** Your objective **
What lines of the data hold the string "replies"? Pull each one out.

[Data about app and page elements]
════════════════════

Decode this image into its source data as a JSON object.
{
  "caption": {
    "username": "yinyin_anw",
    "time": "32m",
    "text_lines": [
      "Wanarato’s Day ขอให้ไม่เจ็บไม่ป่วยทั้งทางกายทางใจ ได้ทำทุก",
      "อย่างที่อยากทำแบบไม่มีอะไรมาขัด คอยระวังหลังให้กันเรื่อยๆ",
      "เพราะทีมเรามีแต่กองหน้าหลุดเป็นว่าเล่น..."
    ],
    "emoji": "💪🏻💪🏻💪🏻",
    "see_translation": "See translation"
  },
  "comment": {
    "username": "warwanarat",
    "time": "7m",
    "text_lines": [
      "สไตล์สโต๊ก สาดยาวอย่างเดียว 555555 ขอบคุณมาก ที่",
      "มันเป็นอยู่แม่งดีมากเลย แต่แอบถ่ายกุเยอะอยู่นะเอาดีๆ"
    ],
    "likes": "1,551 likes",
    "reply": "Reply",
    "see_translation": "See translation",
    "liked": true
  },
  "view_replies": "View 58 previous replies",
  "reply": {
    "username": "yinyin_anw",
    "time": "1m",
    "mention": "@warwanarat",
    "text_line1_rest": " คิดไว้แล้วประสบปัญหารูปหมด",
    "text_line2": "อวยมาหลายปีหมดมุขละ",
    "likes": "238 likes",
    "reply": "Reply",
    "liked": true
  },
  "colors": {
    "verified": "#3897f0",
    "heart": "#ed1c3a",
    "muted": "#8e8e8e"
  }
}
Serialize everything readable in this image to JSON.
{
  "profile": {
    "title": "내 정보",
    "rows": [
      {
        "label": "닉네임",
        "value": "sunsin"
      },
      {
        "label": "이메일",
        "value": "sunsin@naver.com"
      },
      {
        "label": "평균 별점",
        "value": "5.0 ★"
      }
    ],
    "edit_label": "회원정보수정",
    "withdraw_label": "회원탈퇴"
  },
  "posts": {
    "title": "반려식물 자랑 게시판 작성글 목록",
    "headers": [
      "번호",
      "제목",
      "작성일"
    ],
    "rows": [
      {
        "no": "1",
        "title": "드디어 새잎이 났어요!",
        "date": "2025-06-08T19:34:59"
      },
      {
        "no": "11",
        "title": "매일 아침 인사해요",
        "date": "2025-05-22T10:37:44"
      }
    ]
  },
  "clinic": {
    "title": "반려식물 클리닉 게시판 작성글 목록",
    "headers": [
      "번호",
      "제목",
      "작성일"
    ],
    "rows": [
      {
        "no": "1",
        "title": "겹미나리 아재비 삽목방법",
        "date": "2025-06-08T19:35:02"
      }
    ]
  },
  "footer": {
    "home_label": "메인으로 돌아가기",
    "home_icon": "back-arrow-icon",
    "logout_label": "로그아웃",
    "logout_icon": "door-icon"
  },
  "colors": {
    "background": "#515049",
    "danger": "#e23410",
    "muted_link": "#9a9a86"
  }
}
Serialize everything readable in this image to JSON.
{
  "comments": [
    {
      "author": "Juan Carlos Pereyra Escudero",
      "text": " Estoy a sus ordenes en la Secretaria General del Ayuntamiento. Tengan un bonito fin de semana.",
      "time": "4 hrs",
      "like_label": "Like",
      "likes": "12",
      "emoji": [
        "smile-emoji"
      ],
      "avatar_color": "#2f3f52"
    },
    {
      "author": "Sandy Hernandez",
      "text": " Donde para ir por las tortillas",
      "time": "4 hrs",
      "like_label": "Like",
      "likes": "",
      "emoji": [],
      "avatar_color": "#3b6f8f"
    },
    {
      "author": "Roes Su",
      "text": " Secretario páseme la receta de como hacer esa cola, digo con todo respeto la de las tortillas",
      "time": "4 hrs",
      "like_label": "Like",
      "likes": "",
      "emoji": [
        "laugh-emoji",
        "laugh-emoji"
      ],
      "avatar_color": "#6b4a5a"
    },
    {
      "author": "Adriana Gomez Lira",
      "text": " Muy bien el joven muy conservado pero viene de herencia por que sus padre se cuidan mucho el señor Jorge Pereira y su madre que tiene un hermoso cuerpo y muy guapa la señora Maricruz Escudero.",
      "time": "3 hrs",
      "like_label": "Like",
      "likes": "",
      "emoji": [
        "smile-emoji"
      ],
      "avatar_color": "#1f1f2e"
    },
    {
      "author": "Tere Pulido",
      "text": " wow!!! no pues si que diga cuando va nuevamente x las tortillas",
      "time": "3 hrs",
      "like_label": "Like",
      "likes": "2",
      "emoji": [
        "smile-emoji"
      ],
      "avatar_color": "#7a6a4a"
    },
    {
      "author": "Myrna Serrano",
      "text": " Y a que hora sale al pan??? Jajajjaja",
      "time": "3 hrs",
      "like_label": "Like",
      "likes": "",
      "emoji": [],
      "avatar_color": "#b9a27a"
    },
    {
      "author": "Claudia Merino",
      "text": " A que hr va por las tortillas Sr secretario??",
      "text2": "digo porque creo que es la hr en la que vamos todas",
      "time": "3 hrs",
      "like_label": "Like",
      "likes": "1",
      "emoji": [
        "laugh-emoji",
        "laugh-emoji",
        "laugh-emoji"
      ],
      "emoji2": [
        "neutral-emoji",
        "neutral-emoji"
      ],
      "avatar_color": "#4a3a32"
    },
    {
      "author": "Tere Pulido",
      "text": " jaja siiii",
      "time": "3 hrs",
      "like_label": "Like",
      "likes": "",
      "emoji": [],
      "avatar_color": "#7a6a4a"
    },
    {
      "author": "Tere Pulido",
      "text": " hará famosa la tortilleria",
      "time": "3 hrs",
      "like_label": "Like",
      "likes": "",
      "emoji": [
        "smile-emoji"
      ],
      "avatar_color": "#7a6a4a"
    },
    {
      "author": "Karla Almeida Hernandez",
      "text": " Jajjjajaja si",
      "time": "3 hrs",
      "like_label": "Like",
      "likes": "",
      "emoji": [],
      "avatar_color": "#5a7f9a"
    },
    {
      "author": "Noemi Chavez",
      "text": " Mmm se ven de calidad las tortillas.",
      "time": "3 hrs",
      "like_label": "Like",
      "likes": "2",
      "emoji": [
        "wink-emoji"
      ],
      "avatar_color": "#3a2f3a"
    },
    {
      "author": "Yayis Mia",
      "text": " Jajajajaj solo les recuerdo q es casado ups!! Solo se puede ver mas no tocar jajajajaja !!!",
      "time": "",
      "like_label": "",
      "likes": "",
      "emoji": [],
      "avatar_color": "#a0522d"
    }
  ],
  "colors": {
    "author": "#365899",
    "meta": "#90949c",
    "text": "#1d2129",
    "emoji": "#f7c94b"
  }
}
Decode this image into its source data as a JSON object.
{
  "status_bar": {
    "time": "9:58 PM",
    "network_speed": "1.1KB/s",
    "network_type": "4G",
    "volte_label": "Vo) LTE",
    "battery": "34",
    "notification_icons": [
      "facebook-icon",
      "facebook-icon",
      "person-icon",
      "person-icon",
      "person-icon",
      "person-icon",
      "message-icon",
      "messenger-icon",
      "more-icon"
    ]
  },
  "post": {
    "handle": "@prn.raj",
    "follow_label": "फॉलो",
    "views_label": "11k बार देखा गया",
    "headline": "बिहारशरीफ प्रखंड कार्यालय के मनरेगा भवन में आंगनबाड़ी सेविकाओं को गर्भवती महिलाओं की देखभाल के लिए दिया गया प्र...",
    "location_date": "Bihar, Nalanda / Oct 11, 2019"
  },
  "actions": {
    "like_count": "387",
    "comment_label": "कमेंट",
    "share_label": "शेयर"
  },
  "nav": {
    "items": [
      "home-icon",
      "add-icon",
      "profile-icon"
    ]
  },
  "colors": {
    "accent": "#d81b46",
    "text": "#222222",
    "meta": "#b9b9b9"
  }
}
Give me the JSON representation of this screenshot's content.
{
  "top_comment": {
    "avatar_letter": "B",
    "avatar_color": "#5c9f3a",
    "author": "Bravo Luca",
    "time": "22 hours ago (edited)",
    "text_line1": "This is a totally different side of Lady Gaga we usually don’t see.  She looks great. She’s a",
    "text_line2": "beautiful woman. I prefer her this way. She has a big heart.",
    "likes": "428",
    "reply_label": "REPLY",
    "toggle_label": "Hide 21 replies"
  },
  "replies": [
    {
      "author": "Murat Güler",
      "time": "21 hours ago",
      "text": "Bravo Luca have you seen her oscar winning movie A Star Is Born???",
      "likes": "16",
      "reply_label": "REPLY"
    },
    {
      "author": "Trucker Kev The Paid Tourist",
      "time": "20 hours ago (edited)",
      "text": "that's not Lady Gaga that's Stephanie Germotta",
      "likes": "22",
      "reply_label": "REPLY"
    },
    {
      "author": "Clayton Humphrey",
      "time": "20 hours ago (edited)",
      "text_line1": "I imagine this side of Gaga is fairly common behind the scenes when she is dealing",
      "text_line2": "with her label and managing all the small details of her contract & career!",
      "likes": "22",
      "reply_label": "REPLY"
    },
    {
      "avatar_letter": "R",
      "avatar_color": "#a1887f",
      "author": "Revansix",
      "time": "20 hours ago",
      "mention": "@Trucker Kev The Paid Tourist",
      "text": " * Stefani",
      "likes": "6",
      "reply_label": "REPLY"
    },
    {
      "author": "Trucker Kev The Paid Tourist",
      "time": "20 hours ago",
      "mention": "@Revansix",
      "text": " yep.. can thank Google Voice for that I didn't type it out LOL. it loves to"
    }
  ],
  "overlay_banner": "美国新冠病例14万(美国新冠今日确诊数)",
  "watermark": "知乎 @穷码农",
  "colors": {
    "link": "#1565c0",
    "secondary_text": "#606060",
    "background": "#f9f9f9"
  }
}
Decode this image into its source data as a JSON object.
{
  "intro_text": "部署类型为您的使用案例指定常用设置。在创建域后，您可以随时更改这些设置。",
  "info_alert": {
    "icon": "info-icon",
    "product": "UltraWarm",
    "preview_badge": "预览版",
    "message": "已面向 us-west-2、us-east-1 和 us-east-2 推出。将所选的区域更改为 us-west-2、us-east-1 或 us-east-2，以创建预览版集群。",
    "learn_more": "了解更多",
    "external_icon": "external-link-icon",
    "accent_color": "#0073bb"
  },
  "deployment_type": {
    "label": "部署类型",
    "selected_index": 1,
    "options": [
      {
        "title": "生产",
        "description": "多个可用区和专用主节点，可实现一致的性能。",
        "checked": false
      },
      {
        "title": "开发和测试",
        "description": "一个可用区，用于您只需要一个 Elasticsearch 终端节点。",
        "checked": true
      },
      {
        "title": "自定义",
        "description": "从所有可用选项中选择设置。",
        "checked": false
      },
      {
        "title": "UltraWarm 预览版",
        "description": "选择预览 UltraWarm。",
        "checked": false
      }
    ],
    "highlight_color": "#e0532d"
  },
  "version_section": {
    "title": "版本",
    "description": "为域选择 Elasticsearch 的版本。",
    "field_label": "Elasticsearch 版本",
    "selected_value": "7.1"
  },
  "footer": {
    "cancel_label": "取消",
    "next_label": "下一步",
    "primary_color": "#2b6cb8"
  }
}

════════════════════

** Answer box **
  "view_replies": "View 58 previous replies",
    "toggle_label": "Hide 21 replies"
  "replies": [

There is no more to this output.